A POA is not obligatory. We support the arrest application with an Affidavit which should clearly set out the cause of action and the documents in support thereof should be attached to the Affidavit.

  1. What original documents are required, what documents can be filed electronically, what documents require notarisation and/or apostille, and when are they needed?

For the Arrest Application and Order no original documents are required, but the originals would have to be produced if the claim proceeds to trial.

  1. Will your Courts accept jurisdiction over the substantive claim once a vessel has been arrested?

Once the claim in rem is recognized under the laws mentioned in clause 1 above, the Haifa Maritime Court will accept jurisdiction (provided that the arrested vessel is either with-in or on its way to Israeli territorial waters).

However, if the relevant documents contain law and jurisdiction/arbitration clauses, the Court will order on the arrest and after will refer the substantive claim to the relevant forum.

  1. What is the procedure to release a ship from arrest?

The ship can be released from arrest by successfully contesting the alleged grounds of arrest or the Courts jurisdiction or by providing an acceptable guarantee.

  1. What type of security needs to be placed for the release?

The usual securities acceptable to the Court are a deposit within the Court a P&I LOU issued by one of the International Group of P&I Clubs or a bank guarantee issued by an Israeli bank.

  1. Does security need to cover interest and costs?

Under the Arrest order the Court states the amount that should be deposited or secured for the release of the Vessel. Usually the interests and costs are included in the claim and the arrest order as being part of the maritime lien.

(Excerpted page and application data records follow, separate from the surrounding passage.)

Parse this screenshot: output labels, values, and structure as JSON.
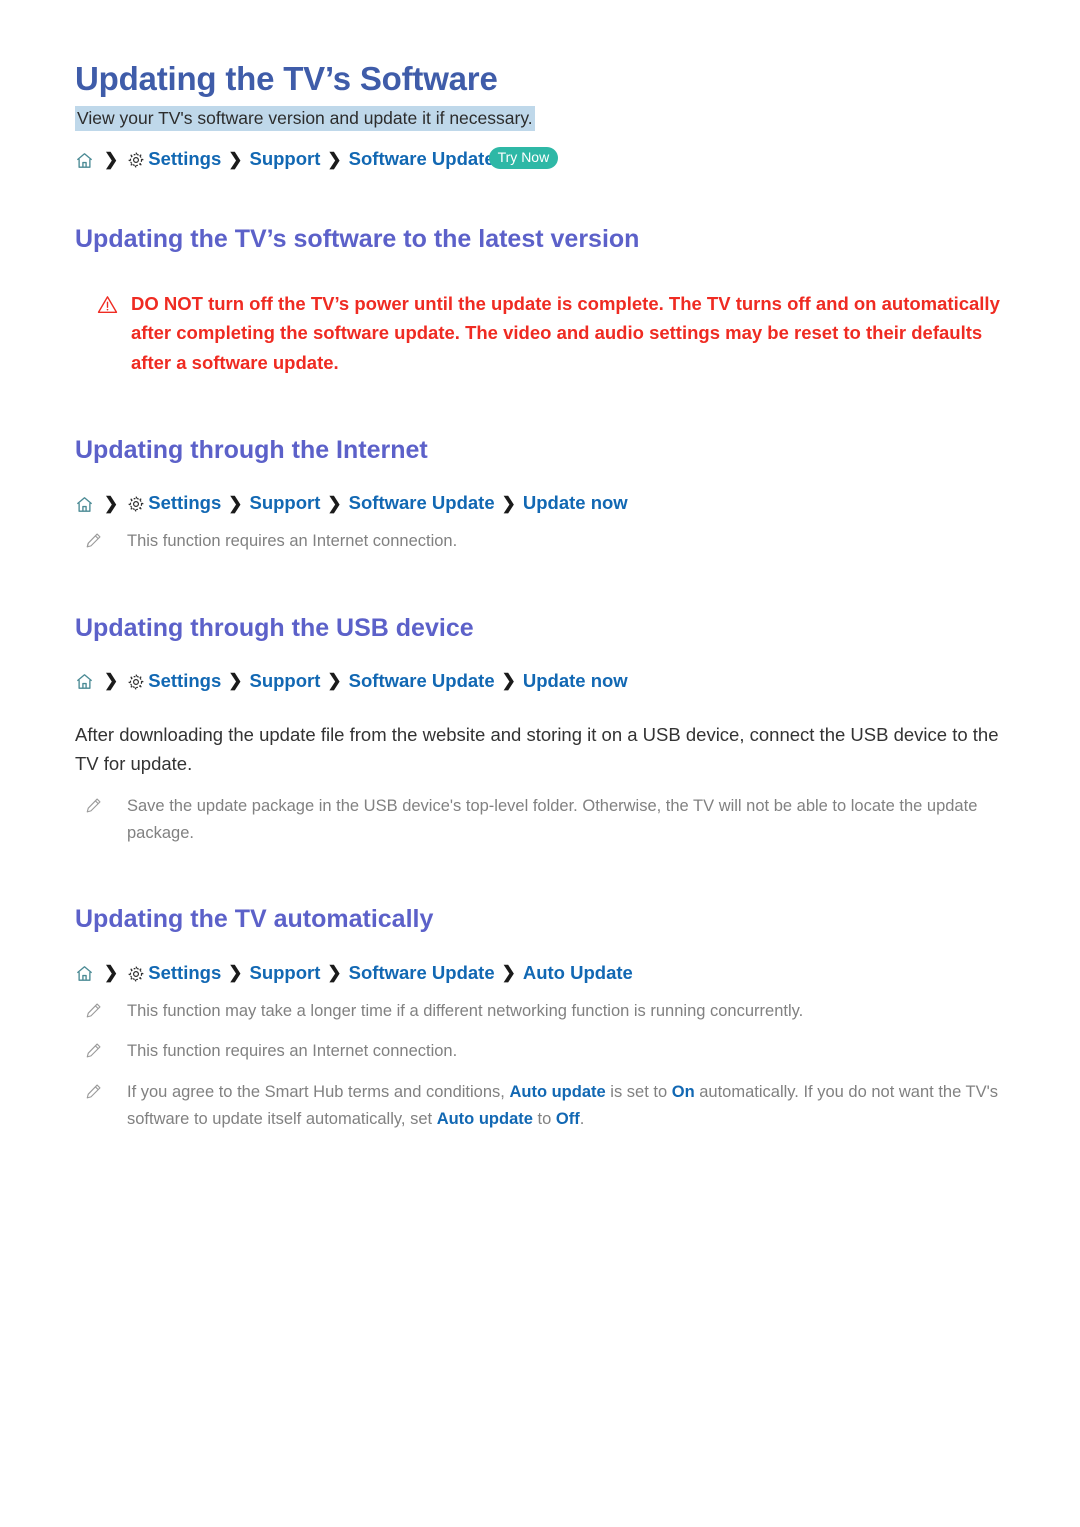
{
  "page": {
    "title": "Updating the TV’s Software",
    "subtitle": "View your TV's software version and update it if necessary."
  },
  "colors": {
    "title_blue": "#3f5ca9",
    "heading_purple": "#5c61c9",
    "link_blue": "#1268b3",
    "warning_red": "#ef2b22",
    "badge_teal": "#2eb8a6",
    "highlight_blue": "#bfd8ea",
    "note_gray": "#818181",
    "body_gray": "#333333"
  },
  "breadcrumbs": {
    "top": {
      "home_icon": "home-icon",
      "gear_icon": "gear-icon",
      "separator": "❯",
      "items": [
        "Settings",
        "Support",
        "Software Update"
      ],
      "badge": "Try Now"
    },
    "internet": {
      "home_icon": "home-icon",
      "gear_icon": "gear-icon",
      "items": [
        "Settings",
        "Support",
        "Software Update",
        "Update now"
      ]
    },
    "usb": {
      "home_icon": "home-icon",
      "gear_icon": "gear-icon",
      "items": [
        "Settings",
        "Support",
        "Software Update",
        "Update now"
      ]
    },
    "auto": {
      "home_icon": "home-icon",
      "gear_icon": "gear-icon",
      "items": [
        "Settings",
        "Support",
        "Software Update",
        "Auto Update"
      ]
    }
  },
  "sections": {
    "latest_version": {
      "heading": "Updating the TV’s software to the latest version",
      "warning_icon": "warning-triangle-icon",
      "warning": "DO NOT turn off the TV’s power until the update is complete. The TV turns off and on automatically after completing the software update. The video and audio settings may be reset to their defaults after a software update."
    },
    "internet": {
      "heading": "Updating through the Internet",
      "notes": [
        {
          "icon": "pencil-note-icon",
          "text": "This function requires an Internet connection."
        }
      ]
    },
    "usb": {
      "heading": "Updating through the USB device",
      "paragraph": "After downloading the update file from the website and storing it on a USB device, connect the USB device to the TV for update.",
      "notes": [
        {
          "icon": "pencil-note-icon",
          "text": "Save the update package in the USB device's top-level folder. Otherwise, the TV will not be able to locate the update package."
        }
      ]
    },
    "auto": {
      "heading": "Updating the TV automatically",
      "notes": [
        {
          "icon": "pencil-note-icon",
          "text": "This function may take a longer time if a different networking function is running concurrently."
        },
        {
          "icon": "pencil-note-icon",
          "text": "This function requires an Internet connection."
        },
        {
          "icon": "pencil-note-icon",
          "parts": {
            "p1": "If you agree to the Smart Hub terms and conditions, ",
            "b1": "Auto update",
            "p2": " is set to ",
            "b2": "On",
            "p3": " automatically. If you do not want the TV's software to update itself automatically, set ",
            "b3": "Auto update",
            "p4": " to ",
            "b4": "Off",
            "p5": "."
          }
        }
      ]
    }
  }
}
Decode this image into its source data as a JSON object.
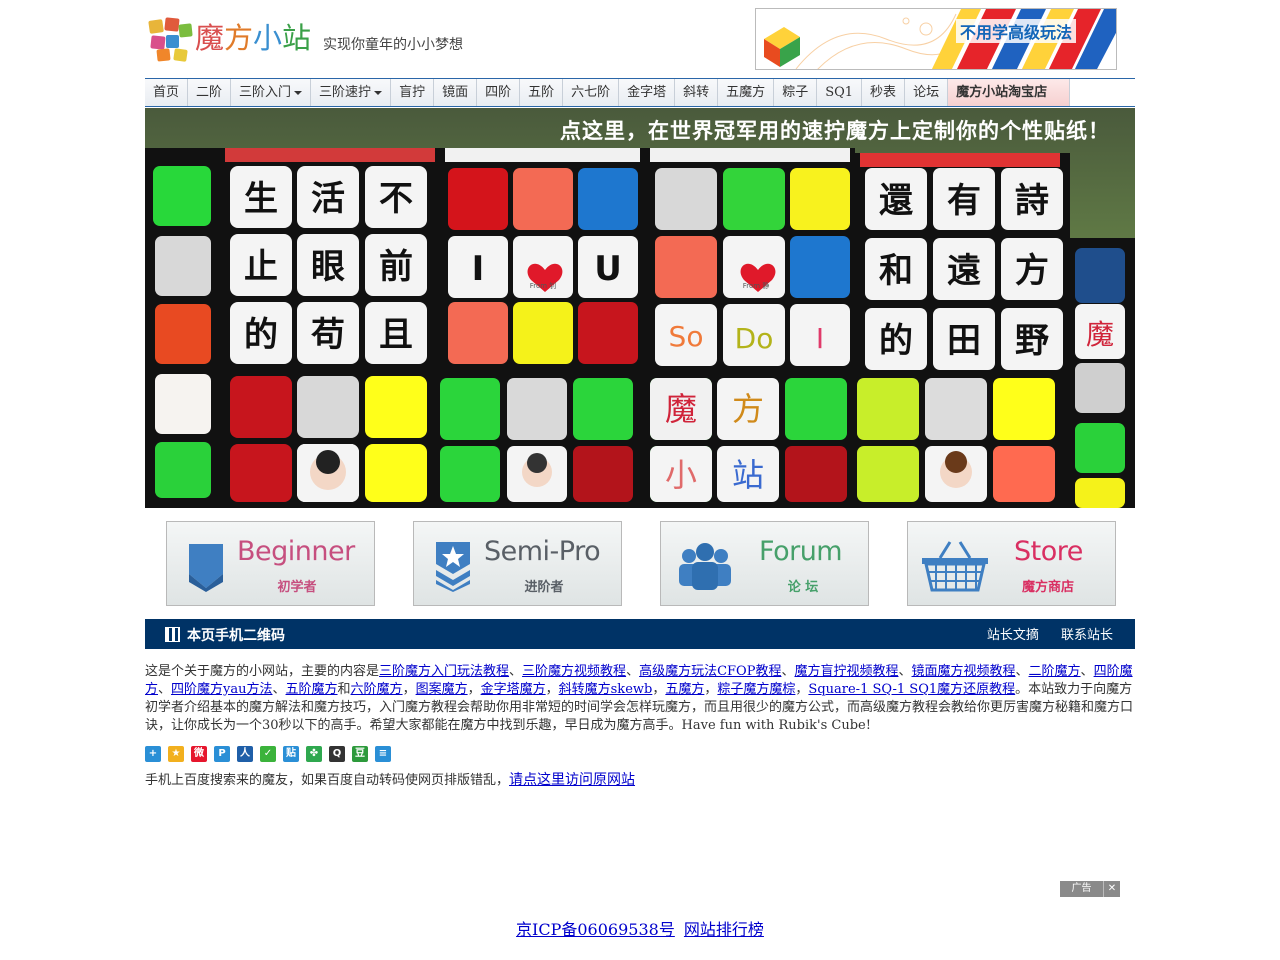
{
  "header": {
    "logo_text": [
      "魔",
      "方",
      "小",
      "站"
    ],
    "slogan": "实现你童年的小小梦想",
    "top_ad_text": "不用学高级玩法"
  },
  "nav": {
    "items": [
      {
        "label": "首页",
        "dropdown": false
      },
      {
        "label": "二阶",
        "dropdown": false
      },
      {
        "label": "三阶入门",
        "dropdown": true
      },
      {
        "label": "三阶速拧",
        "dropdown": true
      },
      {
        "label": "盲拧",
        "dropdown": false
      },
      {
        "label": "镜面",
        "dropdown": false
      },
      {
        "label": "四阶",
        "dropdown": false
      },
      {
        "label": "五阶",
        "dropdown": false
      },
      {
        "label": "六七阶",
        "dropdown": false
      },
      {
        "label": "金字塔",
        "dropdown": false
      },
      {
        "label": "斜转",
        "dropdown": false
      },
      {
        "label": "五魔方",
        "dropdown": false
      },
      {
        "label": "粽子",
        "dropdown": false
      },
      {
        "label": "SQ1",
        "dropdown": false
      },
      {
        "label": "秒表",
        "dropdown": false
      },
      {
        "label": "论坛",
        "dropdown": false
      }
    ],
    "shop_label": "魔方小站淘宝店"
  },
  "banner": {
    "headline": "点这里，在世界冠军用的速拧魔方上定制你的个性贴纸！",
    "row1": [
      "生",
      "活",
      "不",
      "還",
      "有",
      "詩"
    ],
    "row2": [
      "止",
      "眼",
      "前",
      "I",
      "U",
      "和",
      "遠",
      "方"
    ],
    "row3": [
      "的",
      "苟",
      "且",
      "So",
      "Do",
      "I",
      "的",
      "田",
      "野"
    ],
    "row4": [
      "魔",
      "方",
      "小",
      "站"
    ],
    "side_char": "魔",
    "heart_caption_1": "From 钊",
    "heart_caption_2": "From 静"
  },
  "categories": [
    {
      "en": "Beginner",
      "zh": "初学者",
      "color": "#c64f7f",
      "icon": "shield-icon"
    },
    {
      "en": "Semi-Pro",
      "zh": "进阶者",
      "color": "#595f66",
      "icon": "star-badge-icon"
    },
    {
      "en": "Forum",
      "zh": "论 坛",
      "color": "#46a06a",
      "icon": "group-icon"
    },
    {
      "en": "Store",
      "zh": "魔方商店",
      "color": "#d92f62",
      "icon": "basket-icon"
    }
  ],
  "qrbar": {
    "title": "本页手机二维码",
    "link1": "站长文摘",
    "link2": "联系站长"
  },
  "intro": {
    "prefix": "这是个关于魔方的小网站，主要的内容是",
    "links": [
      "三阶魔方入门玩法教程",
      "三阶魔方视频教程",
      "高级魔方玩法CFOP教程",
      "魔方盲拧视频教程",
      "镜面魔方视频教程",
      "二阶魔方",
      "四阶魔方",
      "四阶魔方yau方法",
      "五阶魔方",
      "六阶魔方",
      "图案魔方",
      "金字塔魔方",
      "斜转魔方skewb",
      "五魔方",
      "粽子魔方魔棕",
      "Square-1 SQ-1 SQ1魔方还原教程"
    ],
    "sep_comma_cn": "、",
    "sep_comma": "，",
    "and": "和",
    "suffix": "。本站致力于向魔方初学者介绍基本的魔方解法和魔方技巧，入门魔方教程会帮助你用非常短的时间学会怎样玩魔方，而且用很少的魔方公式，而高级魔方教程会教给你更厉害魔方秘籍和魔方口诀，让你成长为一个30秒以下的高手。希望大家都能在魔方中找到乐趣，早日成为魔方高手。Have fun with Rubik's Cube!"
  },
  "share_icons": [
    {
      "name": "share-more-icon",
      "color": "#2a8fd6",
      "glyph": "+"
    },
    {
      "name": "qzone-icon",
      "color": "#f2b01e",
      "glyph": "★"
    },
    {
      "name": "weibo-icon",
      "color": "#e6162d",
      "glyph": "微"
    },
    {
      "name": "tencent-weibo-icon",
      "color": "#2a8fd6",
      "glyph": "P"
    },
    {
      "name": "renren-icon",
      "color": "#1f5fa8",
      "glyph": "人"
    },
    {
      "name": "wechat-icon",
      "color": "#3bb33b",
      "glyph": "✓"
    },
    {
      "name": "tieba-icon",
      "color": "#2a8fd6",
      "glyph": "贴"
    },
    {
      "name": "kaixin-icon",
      "color": "#2fa84f",
      "glyph": "✤"
    },
    {
      "name": "qq-icon",
      "color": "#333333",
      "glyph": "Q"
    },
    {
      "name": "douban-icon",
      "color": "#2d9a3c",
      "glyph": "豆"
    },
    {
      "name": "print-icon",
      "color": "#2a8fd6",
      "glyph": "≡"
    }
  ],
  "mobile_note": {
    "text": "手机上百度搜索来的魔友，如果百度自动转码使网页排版错乱，",
    "link": "请点这里访问原网站"
  },
  "ad": {
    "label": "广告",
    "close": "✕"
  },
  "footer": {
    "icp": "京ICP备06069538号",
    "rank": "网站排行榜"
  },
  "colors": {
    "nav_border": "#2a66a8",
    "qrbar_bg": "#003366",
    "link": "#0000cc"
  }
}
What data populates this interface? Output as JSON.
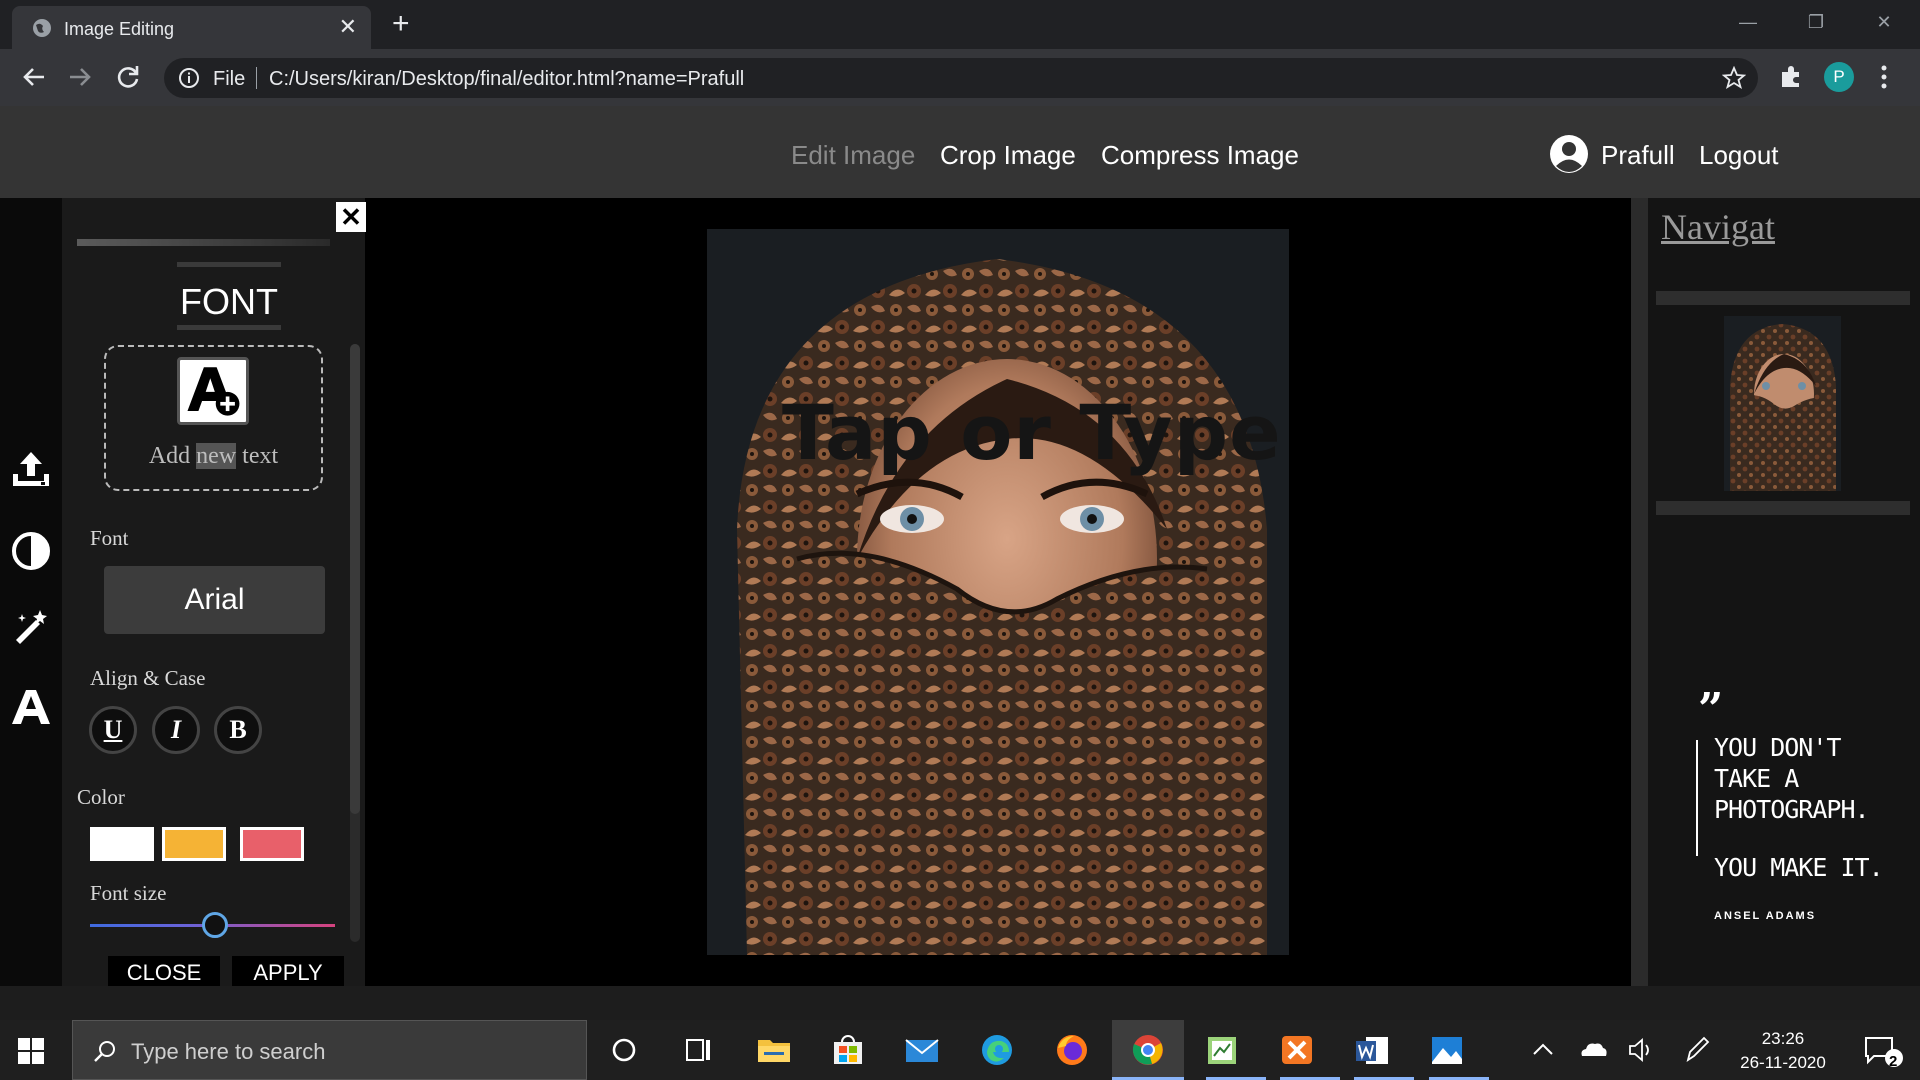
{
  "browser": {
    "tab_title": "Image Editing",
    "tab_close": "✕",
    "new_tab": "+",
    "omnibox_scheme": "File",
    "url": "C:/Users/kiran/Desktop/final/editor.html?name=Prafull",
    "profile_initial": "P"
  },
  "header": {
    "nav": [
      "Edit Image",
      "Crop Image",
      "Compress Image"
    ],
    "active_nav": "Edit Image",
    "user_name": "Prafull",
    "logout": "Logout"
  },
  "left_rail": {
    "icons": [
      "upload-icon",
      "contrast-icon",
      "magic-wand-icon",
      "text-icon"
    ]
  },
  "font_panel": {
    "close_label": "✕",
    "title": "FONT",
    "add_text": {
      "before": "Add ",
      "highlight": "new",
      "after": " text"
    },
    "font_label": "Font",
    "font_value": "Arial",
    "align_label": "Align & Case",
    "style_buttons": [
      "U",
      "I",
      "B"
    ],
    "color_label": "Color",
    "colors": [
      "#ffffff",
      "#f5b335",
      "#e8606a"
    ],
    "size_label": "Font size",
    "size_value_fraction": 0.43,
    "close_button": "CLOSE",
    "apply_button": "APPLY"
  },
  "canvas": {
    "overlay_text": "Tap or Type"
  },
  "right_panel": {
    "title": "Navigat",
    "quote_mark": "”",
    "quote_lines": [
      "YOU DON'T",
      "TAKE A",
      "PHOTOGRAPH."
    ],
    "quote_line2": "YOU MAKE IT.",
    "quote_author": "ANSEL ADAMS"
  },
  "taskbar": {
    "search_placeholder": "Type here to search",
    "time": "23:26",
    "date": "26-11-2020",
    "notification_count": "2"
  },
  "colors": {
    "header_bg": "#343434",
    "panel_bg": "#1a1a1a",
    "accent_blue": "#5fa6e6"
  }
}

  1. Are P& I LOUs accepted as sufficient to lift the arrest?

Yes. See clause 18 above.

  1. How long does it take to release the ship?

If security is provided as above, a matter of a day. If the arrest is contested for substantive or procedural reasons, the Court will attempt to resolve the matter as soon as possible but if the issues are complex this may take up to a week.

  1. Is there a procedure to contest the arrest?

Yes, as described in clause 17 above.

  1. What period of time will be granted by the Courts in order for the claimants to take legal action on the merits? 

After preliminary hearings the matter is normally concluded within one year as from the date of filing the Claim in Rem. As a matter of practice the Arrest in itself normally determines the matter.

  1. Do the Courts of your country acknowledge wrongful arrest?

There is no leading authority relating to the matter of wrongful arrest. Under the general civil law a party seeking a temporary relief (such as a lien or restraining order) might be liable in tort or in a commitment emerging out of the Court's order to compensate the other party for its damages if the temporary relief is cancelled and if the seeking party acted unreasonably or in malice (Civil Appeal 732/80 Arens Vs. Bait-El). It seems that when deciding on an application or claim for damages for wrongful arrest the Haifa Maritime Court will follow the Evngelismos Tests of 1858 as interpreted By the Court of Appeal of Singapore in the matter of M/V Vasiliy Golovnin 2008.

  1. Do the Courts of your country acknowledge the piercing and lifting of the corporate veil?

The Corporate veil can be lifted in circumstances of fraud, deceit or maliciousness.

  1. Is it possible to have a ship sold pendente lite; if so how long does it take?

A ship can be sold pendente lite if it can be shown that the continuation of the arrest will substantially affect the value of the ship. In this case the net sale proceeds are regarded as having substituted the ship for all purposes, including the eventual determination of the validity of the claims in rem and the priorities.


Adv. Yoav Harris 2022
Skip to content